‘The Andy Griffith Show’s Creator Thought the Show Was Wrongly Named
Every fan of The Andy Griffith Show is familiar with the show’s opening sequence.
First, there’s the classic comedy’s theme song,”The Fishin’ Hole,” with its ear-catching melody whistled by one of its composers, Earle Hagen. Then, the announcer stating, “The Andy Griffith Show. Starring Andy Griffith. With Ronny Howard. Co-starring Don Knotts.”
Little did the show’s fans know that its creator later wished it had never been called The Andy Griffith Show.
The town of Mayberry is immortalized and idealized on ‘The Andy Griffith Show’
Indisputably, there is no other fictionalized town on television that carries as much emotion and character as does the imaginary, sleepy town of Mayberry located somewhere in North Carolina.
In Richard Kelly’s 1981 book The Andy Griffith Show, former Raleigh, North Carolina mayor Jyles J. Coggins remarked to Kelly about Mayberry and its remarkable aura.
“I have seen and enjoyed The Andy Griffith Show many times. Although I believe the shows are somewhat exaggerated in reflecting the naïveté and hickishness of small-town Southern people, especially today, they do show the imaginative life-style of twenty or thirty years ago.
“The basic qualities of goodness of the people and genuine concern for one another and the community are still true to North Carolina.”
The most overlooked character on the show, according to the show’s creator
In a conversation with the Archive of American Television, Andy Griffith opened up about series creator Sheldon Leonard’s opinion that the show had been misnamed. Leonard realized the real star of the show wasn’t Andy Griffith; it was Mayberry. Years later, Griffith agreed.
“Sheldon actually said one time, ‘I think we misnamed this show. It should’ve been called Mayberry to start with,’ Griffith told the Archive.
Kelly in his book opined, “The real hero of The Andy Griffith Show is the town of Mayberry, presided over by the sheriff without a gun, Andy Taylor. It is a small world, one that, ironically, is more colorful on simple black-and-white television sets. It is filled with wonderful characters we can all understand and care about.
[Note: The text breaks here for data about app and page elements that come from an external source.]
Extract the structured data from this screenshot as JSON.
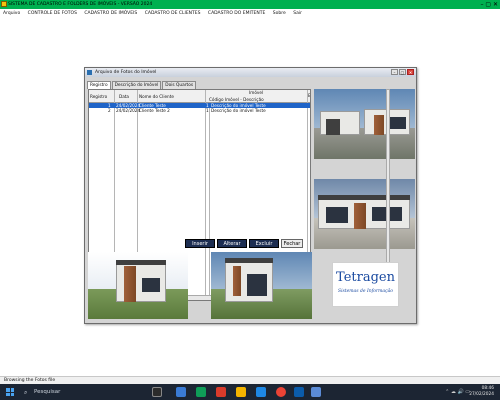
{
  "app": {
    "title": "SISTEMA DE CADASTRO E FOLDERS DE IMÓVEIS - VERSÃO 2024",
    "controls": "–  ▢  ✕"
  },
  "menu": [
    "Arquivo",
    "CONTROLE DE FOTOS",
    "CADASTRO DE IMÓVEIS",
    "CADASTRO DE CLIENTES",
    "CADASTRO DO EMITENTE",
    "Sobre",
    "Sair"
  ],
  "window": {
    "title": "Arquivo de Fotos do Imóvel",
    "ctrl_min": "–",
    "ctrl_max": "▢",
    "ctrl_close": "✕",
    "tabs": [
      "Registro",
      "Descrição do Imóvel",
      "Dois Quartos"
    ]
  },
  "grid": {
    "headers": {
      "registro": "Registro",
      "data": "Data",
      "cliente": "Nome do Cliente",
      "imovel": "Imóvel",
      "imovel_sub": "Código  Imóvel - Descrição",
      "extra": "E"
    },
    "rows": [
      {
        "registro": "1",
        "data": "24/02/2024",
        "cliente": "Cliente Teste",
        "codigo": "1",
        "descricao": "Descrição do imóvel Teste",
        "selected": true
      },
      {
        "registro": "2",
        "data": "24/02/2024",
        "cliente": "Cliente Teste 2",
        "codigo": "1",
        "descricao": "Descrição do imóvel Teste",
        "selected": false
      }
    ]
  },
  "buttons": {
    "inserir": "Inserir",
    "alterar": "Alterar",
    "excluir": "Excluir",
    "fechar": "Fechar"
  },
  "logo": {
    "name": "Tetragen",
    "subtitle": "Sistemas de Informação"
  },
  "statusbar": {
    "text": "Browsing the Fotos file"
  },
  "taskbar": {
    "search_placeholder": "Pesquisar",
    "time": "08:46",
    "date": "27/02/2024",
    "tray": "⌃  ☁  🔊  ▭"
  }
}
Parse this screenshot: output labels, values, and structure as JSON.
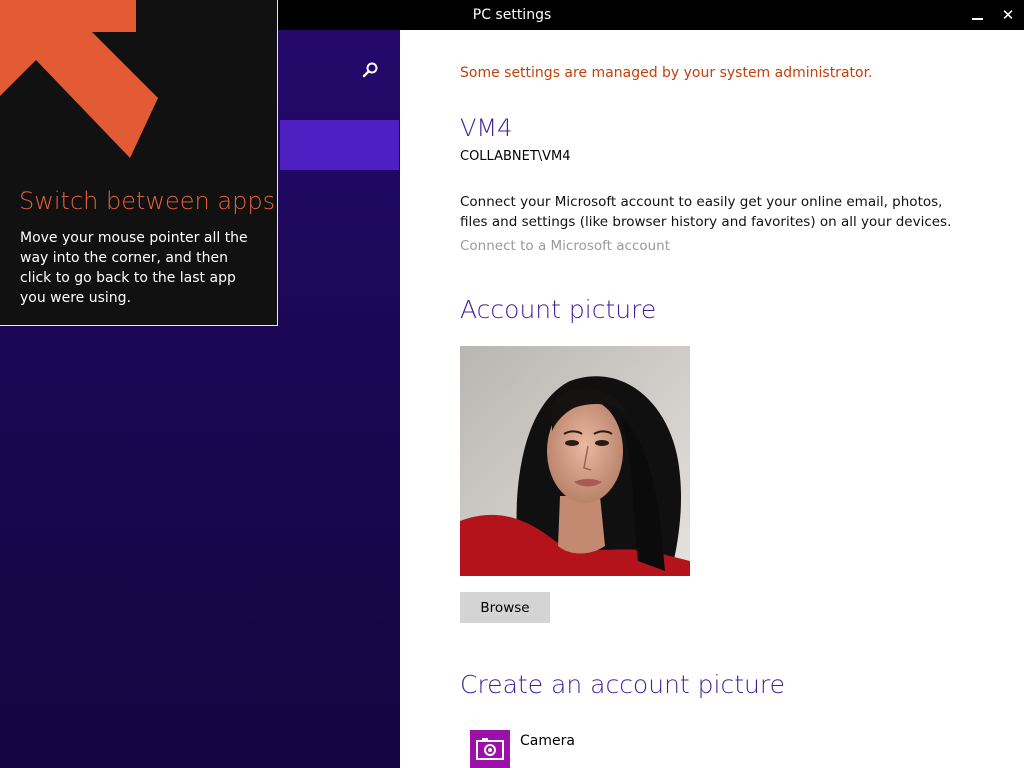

It is nostalgic and funny, and most important, it is timeless.”
The second most overlooked character, according to one writer
Aside from the fictional town of Mayberry being an invisible figure of stability, another character that’s frequently overlooked, according to show writer Harvey Bullock, was Aunt Bee actor Frances Bavier.
“Andy was strong as the father figure, Opie was an open winning delight, and Barney Fife was a comedic treasure,” Bullock said. “Yet Frances, with none of these obvious strengths to work with, turned in a consistent solid background that enabled the other characters to work as well as they did.
“Her artistry lay in the fact that her contribution was so natural you never thought to examine it. That is talent.”